Prompt: Could you please find each line in the records that contains the word "heading" and copy it?

──────── Data shown ────────

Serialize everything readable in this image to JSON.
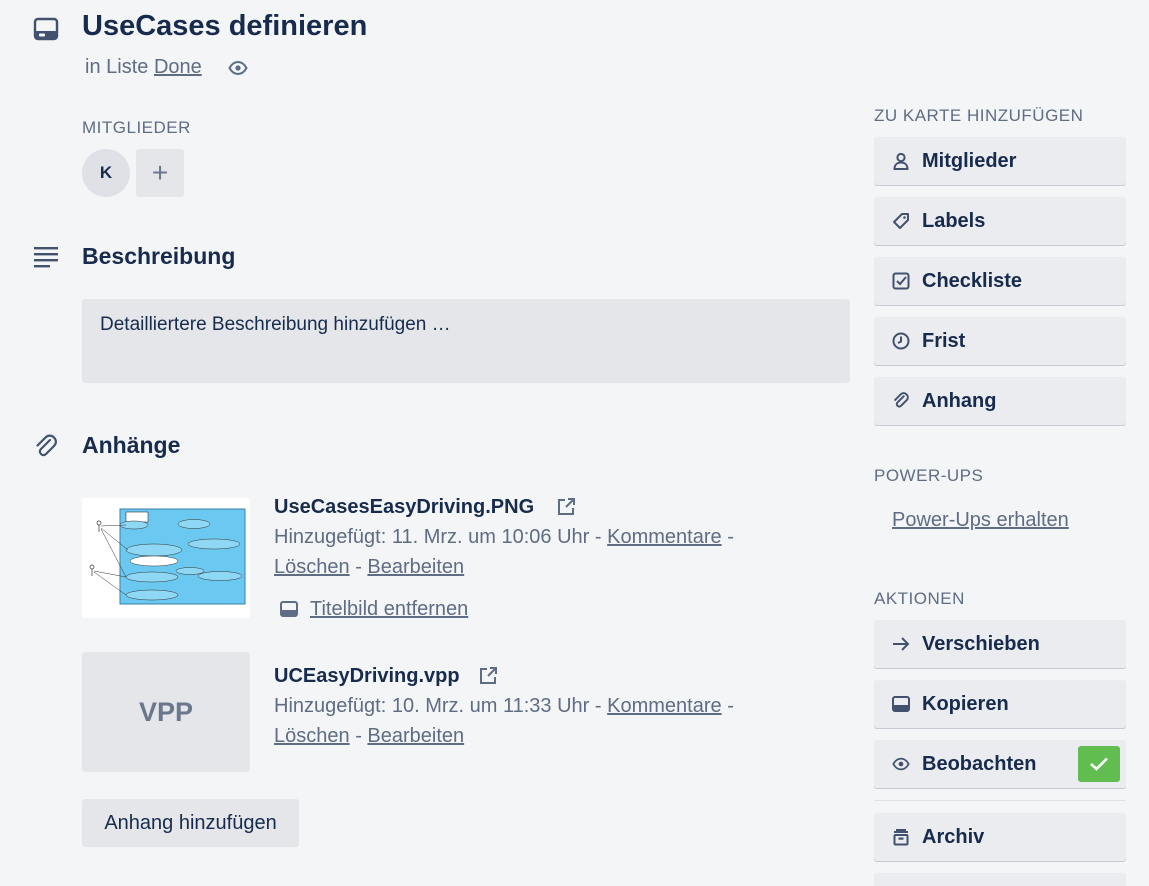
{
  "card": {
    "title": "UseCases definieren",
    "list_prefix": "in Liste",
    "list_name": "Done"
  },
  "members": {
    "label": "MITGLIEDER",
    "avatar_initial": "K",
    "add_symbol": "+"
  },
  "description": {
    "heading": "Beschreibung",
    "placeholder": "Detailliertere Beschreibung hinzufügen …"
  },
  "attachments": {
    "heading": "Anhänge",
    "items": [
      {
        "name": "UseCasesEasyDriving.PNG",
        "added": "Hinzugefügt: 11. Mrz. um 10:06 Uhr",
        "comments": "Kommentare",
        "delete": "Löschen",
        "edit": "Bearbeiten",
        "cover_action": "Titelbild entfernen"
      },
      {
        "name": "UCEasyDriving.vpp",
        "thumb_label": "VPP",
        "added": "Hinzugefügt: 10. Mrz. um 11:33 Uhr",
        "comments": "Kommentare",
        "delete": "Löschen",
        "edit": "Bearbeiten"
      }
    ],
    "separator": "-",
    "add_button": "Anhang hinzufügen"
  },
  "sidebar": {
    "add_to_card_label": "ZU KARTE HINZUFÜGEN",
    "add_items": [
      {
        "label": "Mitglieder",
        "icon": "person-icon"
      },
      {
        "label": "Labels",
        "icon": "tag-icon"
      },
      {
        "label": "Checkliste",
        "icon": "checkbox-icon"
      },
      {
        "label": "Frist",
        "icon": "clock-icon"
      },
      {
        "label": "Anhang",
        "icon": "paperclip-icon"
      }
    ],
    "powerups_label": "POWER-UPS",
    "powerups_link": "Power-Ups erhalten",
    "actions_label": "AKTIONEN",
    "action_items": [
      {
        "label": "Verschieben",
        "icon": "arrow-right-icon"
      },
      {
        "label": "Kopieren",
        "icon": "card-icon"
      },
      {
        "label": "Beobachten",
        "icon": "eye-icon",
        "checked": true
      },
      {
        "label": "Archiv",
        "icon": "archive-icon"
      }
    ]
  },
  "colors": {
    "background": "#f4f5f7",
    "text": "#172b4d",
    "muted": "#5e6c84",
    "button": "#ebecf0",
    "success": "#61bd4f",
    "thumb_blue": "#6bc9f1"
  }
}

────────
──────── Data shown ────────

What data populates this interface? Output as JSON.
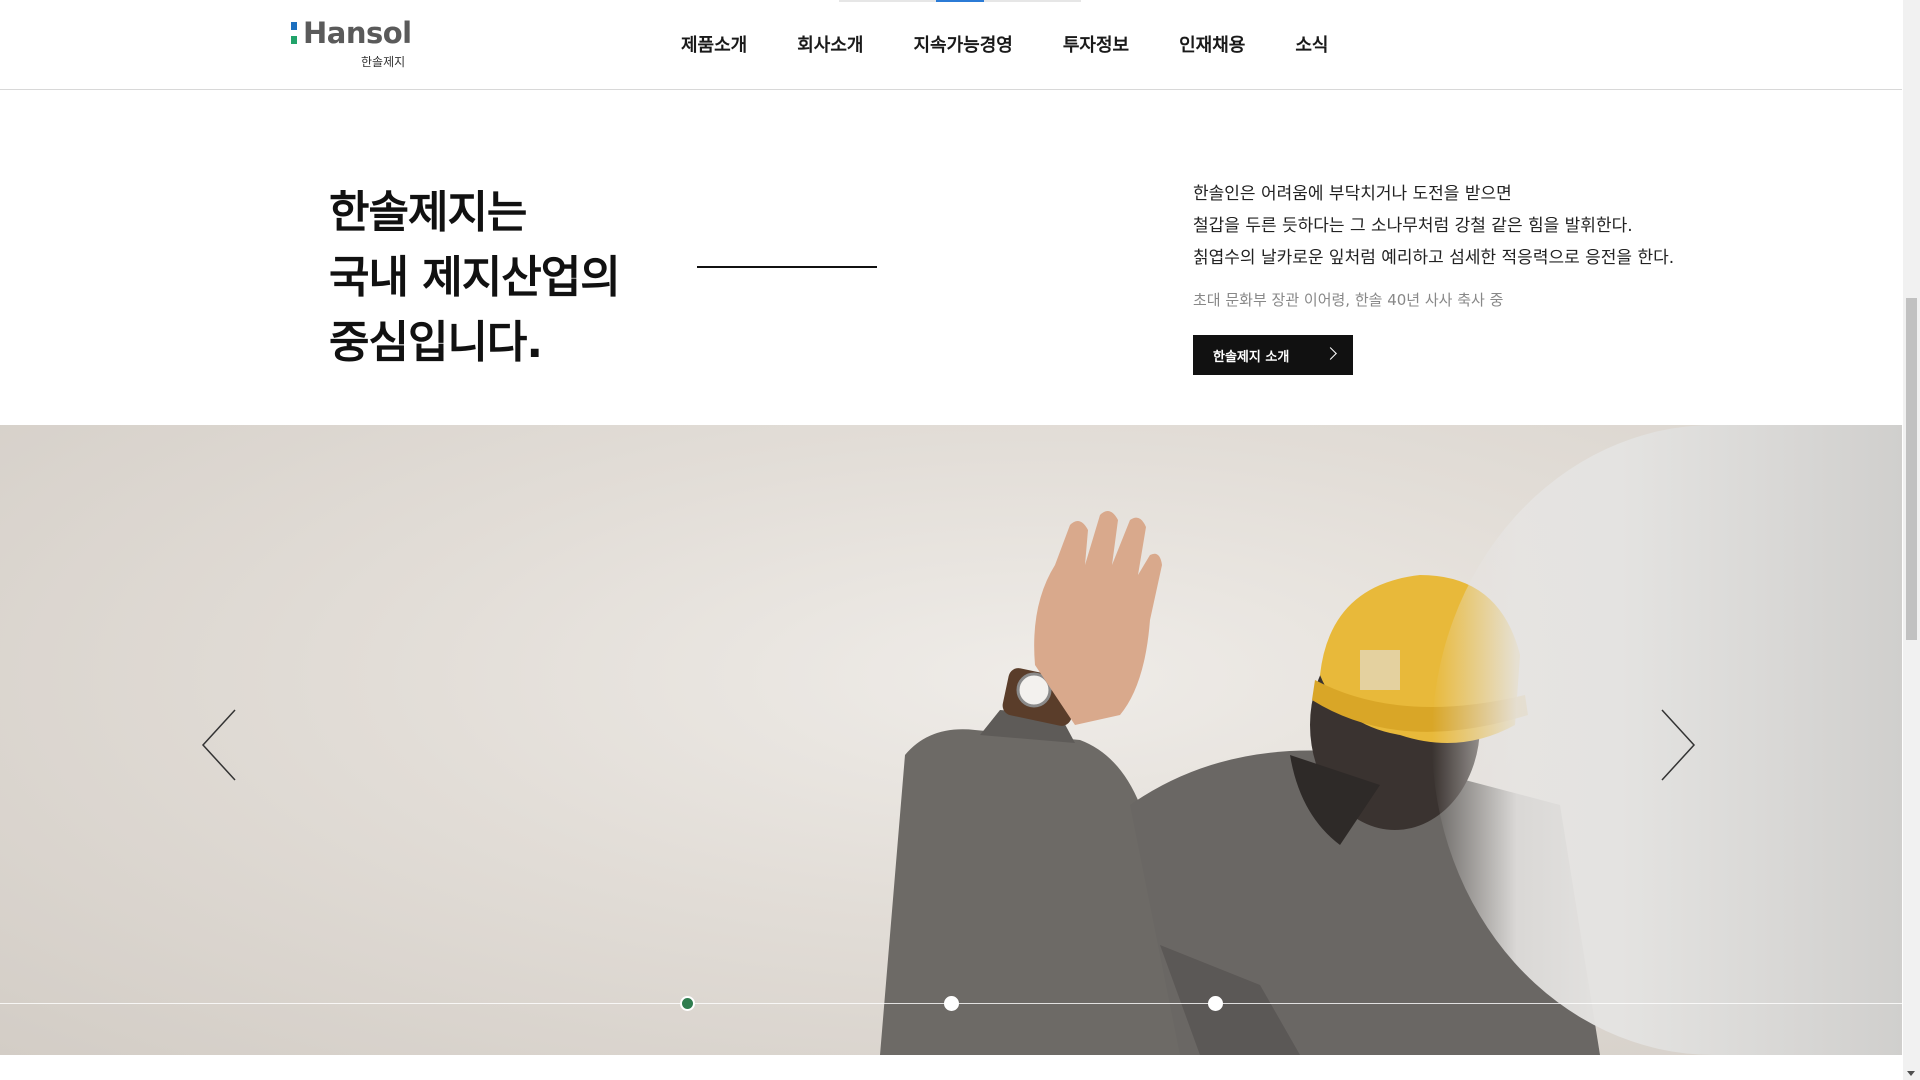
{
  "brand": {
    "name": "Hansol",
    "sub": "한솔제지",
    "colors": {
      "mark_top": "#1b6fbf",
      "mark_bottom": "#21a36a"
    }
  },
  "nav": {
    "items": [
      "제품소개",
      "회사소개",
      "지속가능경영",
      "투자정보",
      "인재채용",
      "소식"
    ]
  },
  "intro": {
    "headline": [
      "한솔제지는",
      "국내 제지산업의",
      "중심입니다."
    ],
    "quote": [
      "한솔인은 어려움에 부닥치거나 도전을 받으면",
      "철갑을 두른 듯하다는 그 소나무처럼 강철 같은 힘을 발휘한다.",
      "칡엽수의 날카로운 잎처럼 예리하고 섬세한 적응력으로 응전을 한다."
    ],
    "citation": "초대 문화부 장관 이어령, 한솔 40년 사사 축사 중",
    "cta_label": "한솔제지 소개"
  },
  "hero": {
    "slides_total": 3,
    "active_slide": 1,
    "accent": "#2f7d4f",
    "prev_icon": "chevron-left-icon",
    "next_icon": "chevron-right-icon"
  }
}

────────

Written answer:
    "heading": "Beschreibung",
    "heading": "Anhänge",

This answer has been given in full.